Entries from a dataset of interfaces
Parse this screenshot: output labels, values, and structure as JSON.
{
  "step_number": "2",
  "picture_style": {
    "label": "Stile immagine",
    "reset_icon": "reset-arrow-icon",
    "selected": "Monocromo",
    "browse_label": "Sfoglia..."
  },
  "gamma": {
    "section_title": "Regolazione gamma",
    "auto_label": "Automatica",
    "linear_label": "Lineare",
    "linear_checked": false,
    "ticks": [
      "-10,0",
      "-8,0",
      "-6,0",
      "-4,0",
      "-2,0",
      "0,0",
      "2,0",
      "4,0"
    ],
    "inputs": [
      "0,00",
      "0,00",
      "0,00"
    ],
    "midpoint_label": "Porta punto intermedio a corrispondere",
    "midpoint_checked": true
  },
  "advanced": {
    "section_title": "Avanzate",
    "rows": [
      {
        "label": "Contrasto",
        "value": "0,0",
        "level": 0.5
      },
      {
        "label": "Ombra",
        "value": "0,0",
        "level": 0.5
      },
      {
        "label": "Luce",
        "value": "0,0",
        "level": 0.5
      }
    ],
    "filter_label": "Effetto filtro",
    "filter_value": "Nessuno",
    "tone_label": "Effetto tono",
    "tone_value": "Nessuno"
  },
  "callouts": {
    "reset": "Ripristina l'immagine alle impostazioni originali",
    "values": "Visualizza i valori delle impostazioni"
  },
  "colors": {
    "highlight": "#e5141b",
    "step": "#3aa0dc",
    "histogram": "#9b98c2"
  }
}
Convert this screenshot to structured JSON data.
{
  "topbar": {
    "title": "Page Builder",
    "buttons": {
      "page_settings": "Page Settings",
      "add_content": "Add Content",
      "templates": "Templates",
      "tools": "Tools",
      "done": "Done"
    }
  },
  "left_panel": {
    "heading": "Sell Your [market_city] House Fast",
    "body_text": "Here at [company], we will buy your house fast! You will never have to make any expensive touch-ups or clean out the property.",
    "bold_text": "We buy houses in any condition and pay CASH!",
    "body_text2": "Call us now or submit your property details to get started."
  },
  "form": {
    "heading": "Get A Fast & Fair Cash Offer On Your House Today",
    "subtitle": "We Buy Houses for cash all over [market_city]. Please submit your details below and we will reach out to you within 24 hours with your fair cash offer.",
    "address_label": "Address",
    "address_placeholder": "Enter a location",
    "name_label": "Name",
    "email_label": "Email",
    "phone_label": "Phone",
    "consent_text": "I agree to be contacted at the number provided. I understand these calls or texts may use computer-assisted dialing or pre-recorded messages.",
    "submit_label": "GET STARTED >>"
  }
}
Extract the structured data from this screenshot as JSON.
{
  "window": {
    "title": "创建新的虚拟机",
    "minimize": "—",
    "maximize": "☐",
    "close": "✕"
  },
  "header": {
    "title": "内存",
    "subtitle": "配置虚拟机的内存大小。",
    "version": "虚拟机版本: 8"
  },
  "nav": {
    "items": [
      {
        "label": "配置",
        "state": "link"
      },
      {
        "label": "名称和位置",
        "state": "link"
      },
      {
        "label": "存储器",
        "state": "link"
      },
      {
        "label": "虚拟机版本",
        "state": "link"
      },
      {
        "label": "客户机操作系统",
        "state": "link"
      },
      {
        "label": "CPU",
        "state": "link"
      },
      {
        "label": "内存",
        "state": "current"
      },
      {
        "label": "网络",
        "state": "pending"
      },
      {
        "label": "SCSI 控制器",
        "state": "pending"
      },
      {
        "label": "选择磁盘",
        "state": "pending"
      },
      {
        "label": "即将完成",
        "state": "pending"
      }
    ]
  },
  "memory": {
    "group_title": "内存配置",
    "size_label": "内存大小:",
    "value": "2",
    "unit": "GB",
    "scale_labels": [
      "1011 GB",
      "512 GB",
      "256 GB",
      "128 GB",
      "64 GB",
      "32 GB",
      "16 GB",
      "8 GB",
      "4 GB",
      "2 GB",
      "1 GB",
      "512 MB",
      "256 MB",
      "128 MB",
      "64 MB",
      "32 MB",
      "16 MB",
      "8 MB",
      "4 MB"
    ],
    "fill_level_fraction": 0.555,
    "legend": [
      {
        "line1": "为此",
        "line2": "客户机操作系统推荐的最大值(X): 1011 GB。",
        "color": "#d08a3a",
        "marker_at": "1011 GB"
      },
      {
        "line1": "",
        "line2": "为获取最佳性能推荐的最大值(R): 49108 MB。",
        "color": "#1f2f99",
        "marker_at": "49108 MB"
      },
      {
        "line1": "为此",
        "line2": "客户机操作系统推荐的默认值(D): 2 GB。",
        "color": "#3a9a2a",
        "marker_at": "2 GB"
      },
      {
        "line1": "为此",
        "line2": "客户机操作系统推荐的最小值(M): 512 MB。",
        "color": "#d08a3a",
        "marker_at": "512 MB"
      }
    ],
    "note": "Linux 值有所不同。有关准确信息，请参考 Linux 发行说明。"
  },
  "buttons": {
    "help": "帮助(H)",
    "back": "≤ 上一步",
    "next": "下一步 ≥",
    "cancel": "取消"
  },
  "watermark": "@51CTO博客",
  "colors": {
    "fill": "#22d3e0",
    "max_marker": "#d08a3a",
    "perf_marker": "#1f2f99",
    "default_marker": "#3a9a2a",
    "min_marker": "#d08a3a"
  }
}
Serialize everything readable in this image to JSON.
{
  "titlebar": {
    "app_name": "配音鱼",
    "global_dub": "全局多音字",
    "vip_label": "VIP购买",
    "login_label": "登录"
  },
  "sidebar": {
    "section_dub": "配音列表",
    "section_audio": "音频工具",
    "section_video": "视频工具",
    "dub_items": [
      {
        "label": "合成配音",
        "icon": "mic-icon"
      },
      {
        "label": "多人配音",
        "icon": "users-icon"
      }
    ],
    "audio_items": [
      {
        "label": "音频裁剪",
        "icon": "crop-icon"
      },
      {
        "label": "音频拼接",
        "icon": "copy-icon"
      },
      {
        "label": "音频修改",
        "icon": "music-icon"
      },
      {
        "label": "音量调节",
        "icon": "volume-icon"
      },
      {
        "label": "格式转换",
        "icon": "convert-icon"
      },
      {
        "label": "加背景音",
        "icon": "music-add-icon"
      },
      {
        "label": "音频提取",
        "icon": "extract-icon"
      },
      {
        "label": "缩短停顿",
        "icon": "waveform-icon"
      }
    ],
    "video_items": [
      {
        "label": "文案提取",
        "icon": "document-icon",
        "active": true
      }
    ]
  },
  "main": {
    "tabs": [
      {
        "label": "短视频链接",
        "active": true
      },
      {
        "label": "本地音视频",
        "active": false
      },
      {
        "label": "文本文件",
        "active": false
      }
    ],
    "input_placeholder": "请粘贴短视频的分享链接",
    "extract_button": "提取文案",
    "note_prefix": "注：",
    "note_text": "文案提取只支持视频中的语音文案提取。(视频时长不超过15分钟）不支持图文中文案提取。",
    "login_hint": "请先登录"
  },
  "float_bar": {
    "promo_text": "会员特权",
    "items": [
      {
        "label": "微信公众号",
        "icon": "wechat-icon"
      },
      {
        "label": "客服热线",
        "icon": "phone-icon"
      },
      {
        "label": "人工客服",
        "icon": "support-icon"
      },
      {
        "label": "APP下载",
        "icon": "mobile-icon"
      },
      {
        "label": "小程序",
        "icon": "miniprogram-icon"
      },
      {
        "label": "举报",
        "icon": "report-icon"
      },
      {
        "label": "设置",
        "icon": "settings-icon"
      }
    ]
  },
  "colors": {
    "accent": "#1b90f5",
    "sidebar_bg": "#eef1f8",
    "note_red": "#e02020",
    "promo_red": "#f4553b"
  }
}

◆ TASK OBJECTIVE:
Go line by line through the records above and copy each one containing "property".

◆ OUTPUT BELOW:
    "body_text": "Here at [company], we will buy your house fast! You will never have to make any expensive touch-ups or clean out the property.",
    "body_text2": "Call us now or submit your property details to get started."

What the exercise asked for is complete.